Henn Volker Henn was born to 1943 in Gotha in the former German Democratic Republic, and moved to West Germany with his family in 1951. Despite a strong family tradition in architecture, he was attracted to medicine. While in medical school, he studied with O.J. Grüsser in Berlin, who shaped his interest in the physiology of the visual system At Grüsser’s suggestion, he came to my laboratory in New York when he finished medical school. We were just starting studies of single unit activity and eye movements in the alert monkey, combining them with vestibular stimulation and computer analysis. Here he first developed his interest in the oculomotor and vestibular systems. It was a critical and productive year, and it laid the foundation for much future work for both of us. Volker then moved to Zurich, where he studied neurology with Günter Baumgartner.
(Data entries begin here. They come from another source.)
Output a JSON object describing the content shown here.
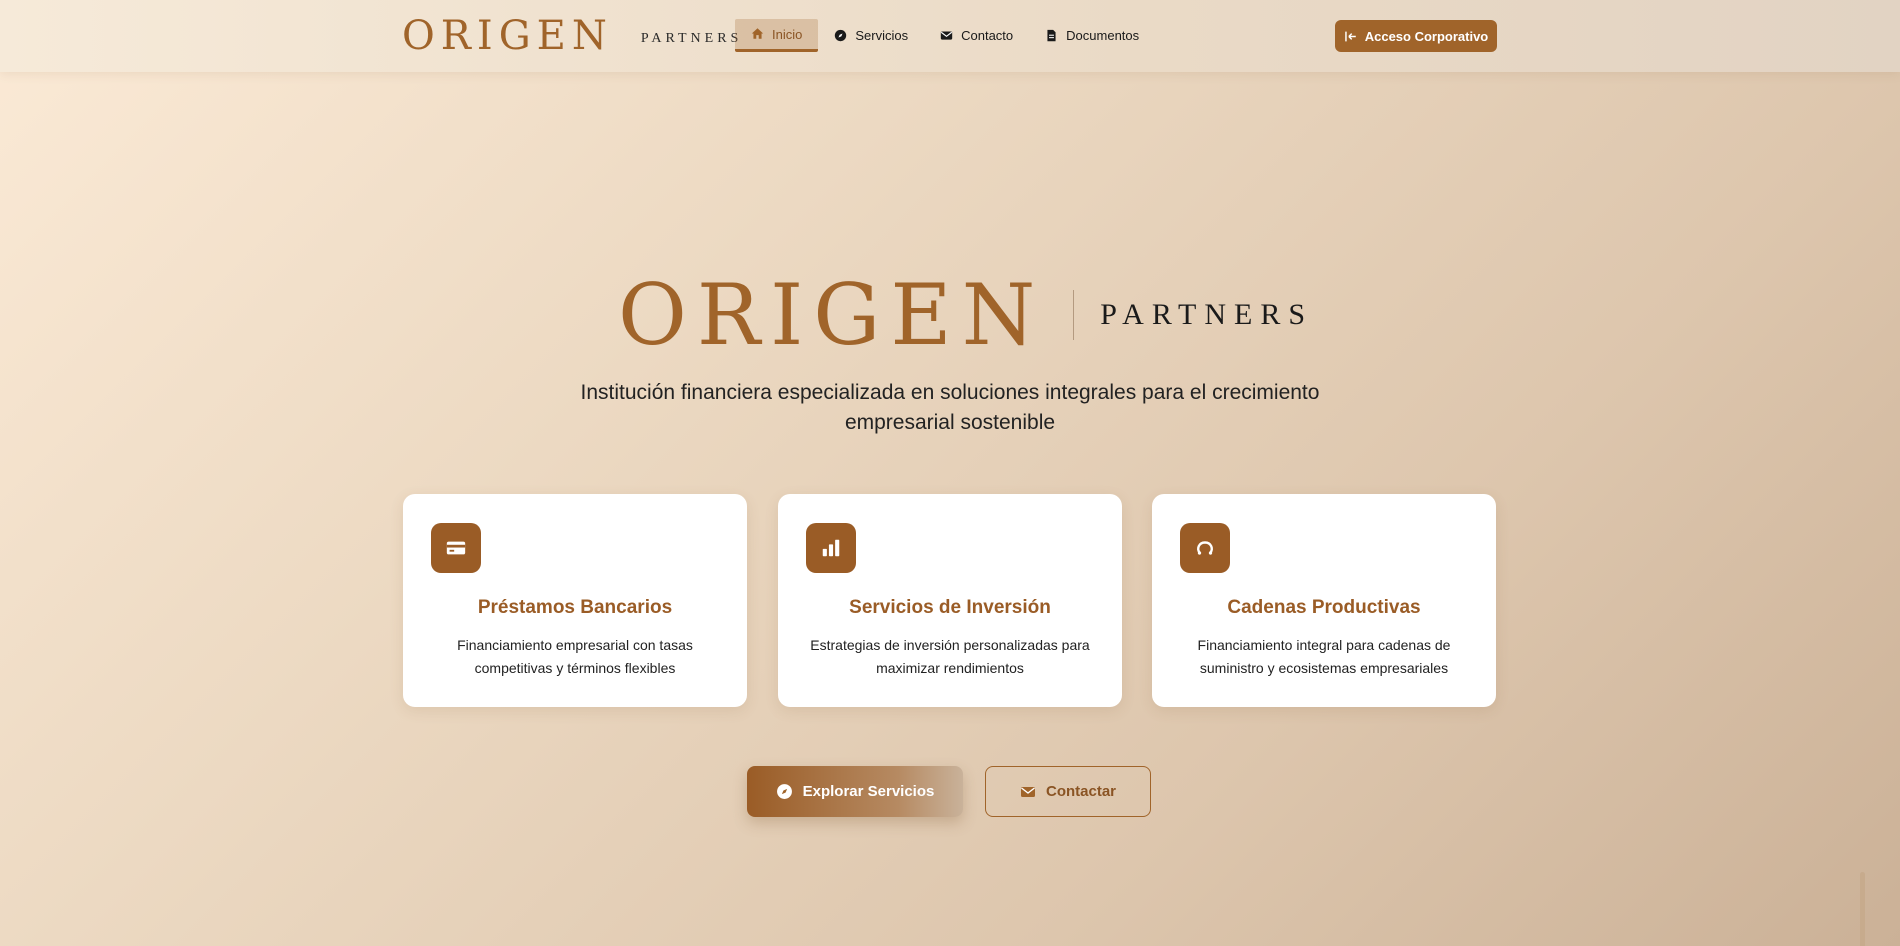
{
  "nav": {
    "logo_main": "ORIGEN",
    "logo_sub": "PARTNERS",
    "links": [
      {
        "label": "Inicio",
        "icon": "home-icon",
        "active": true
      },
      {
        "label": "Servicios",
        "icon": "compass-icon",
        "active": false
      },
      {
        "label": "Contacto",
        "icon": "envelope-icon",
        "active": false
      },
      {
        "label": "Documentos",
        "icon": "document-icon",
        "active": false
      }
    ],
    "corporate_button": "Acceso Corporativo"
  },
  "hero": {
    "logo_main": "ORIGEN",
    "logo_sub": "PARTNERS",
    "tagline": "Institución financiera especializada en soluciones integrales para el crecimiento empresarial sostenible"
  },
  "services": [
    {
      "title": "Préstamos Bancarios",
      "description": "Financiamiento empresarial con tasas competitivas y términos flexibles",
      "icon": "credit-card-icon"
    },
    {
      "title": "Servicios de Inversión",
      "description": "Estrategias de inversión personalizadas para maximizar rendimientos",
      "icon": "bar-chart-icon"
    },
    {
      "title": "Cadenas Productivas",
      "description": "Financiamiento integral para cadenas de suministro y ecosistemas empresariales",
      "icon": "link-icon"
    }
  ],
  "cta": {
    "explore": "Explorar Servicios",
    "contact": "Contactar"
  },
  "colors": {
    "brand": "#a0642a",
    "background_start": "#fbead6",
    "background_end": "#cbb197"
  }
}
He became an excellent clinical neurologist and teacher of neurology. Baumgartner also encouraged his research interests, and helped him found a vestibular and oculomotor laboratory. Combining both animal and human studies, it has become world famous.
Volker was made Professor of Neurology in 1983. When Baumgartner died in 1991, he became Acting Director of the Department of Neurology at Zurich, serving for four years. In 1977, he won the Goetz Prize of the University of Zurich, the Franceschetti-Liebrecht Prize of the German Ophthalmological Society in 1978, and the prestigious Hallpike-Nylen-Prize of the Bárány Society in 1990. He was an active member of editorial boards of numerous scientific journals, advisory member for many research foundations, and president of the Betty & David Koetser Foundation for Brain Research, which sponsored the meeting that led to this book. Volker Henn made both fundamental and clinical contributions to our knowledge of the oculomotor system. He showed how neural activity in the pontine reticular formation is spatially organized to produce horizontal saccadic eye movements. He did seminal work with Jean and Ulrich Blüttner on the nature of neural activity responsible for vertical saccadic eye movements in the rostral iMLF. Through his experiments with kainic acid, he gave us a better understanding of the neural organizations that produce horizontal, vertical, and torsional saccades. With Klaus Hepp, he showed how neural activity is organized in motoneurons, and determined the coordinate frame for these movements. From this came his understanding that Listing’s Law is a fundamental phenomenon that underlies eye movement. His investigation of movements in Listing’s Plane is one of his major contributions. He was fascinated by the meaning and importance of this phenomenon, and did both behavioral and single-unit experiments to understand it.
Volker Henn also made important contributions to our knowledge of the vestibular system. His early papers with Walter Waespe, based on work begun in collaboration with Laurence Young, showed that visually related processes could be detected at the very first central synapse in the vestibular system. This was a fundamental finding and it was largely unappreciated up to that time. It demonstrated the importance of vision in vestibular function, especially in primates. It also highlighted the importance of studying brain function in alert animals, and it has led to a large body of work on visual-vestibular interaction.
Volker was a humanist and an intellectual. He was a warm, caring, and sympathetic friend. He loved art and literature, and was an avid bibliophile, collecting early editions about the history of science. Ernst Mach was someone that he particularly admired, and most recently, he did an imaginative translation of Mach’s “Grundlinien der Lehre von den Bewegungsempfindungen” with Laurence Young. He was a circus buff, and he loved zoos, particularly if they had monkeys. Thus, a trip to Japan was not complete without seeing the Monkey Island at Beppo. He had other wide-ranging interests that included cycling, scuba diving, and biology wherever he found it. The accompanying photograph, taken during a trip to Madagascar, where he measured the eye movements of chameleons, shows a ring-tailed lemur responding to this interest.
His sudden, unexpected death shocked all that knew him. The man who initiated and helped plan the conference did not live to see it realized. Fortunately, the Koetser Foundation and the Department of Neurology of the University of Zurich enabled us to hold the conference, which was superbly organized by Bernhard Hess and his colleagues from the Department of Neurology.
The book that arose from this conference is the first to my knowledge that is devoted solely to the otoliths and to otolith function. We have dedicated it to the memory of Volker Henn, my close friend, for both his scientific contributions and his humanity. Volker Henn’s death has left a large void that will not be filled easily, but the body of work that he left behind and the ideas that it will generate are his legacy to the field.
from Annals of the NYAS, vol 871, 1999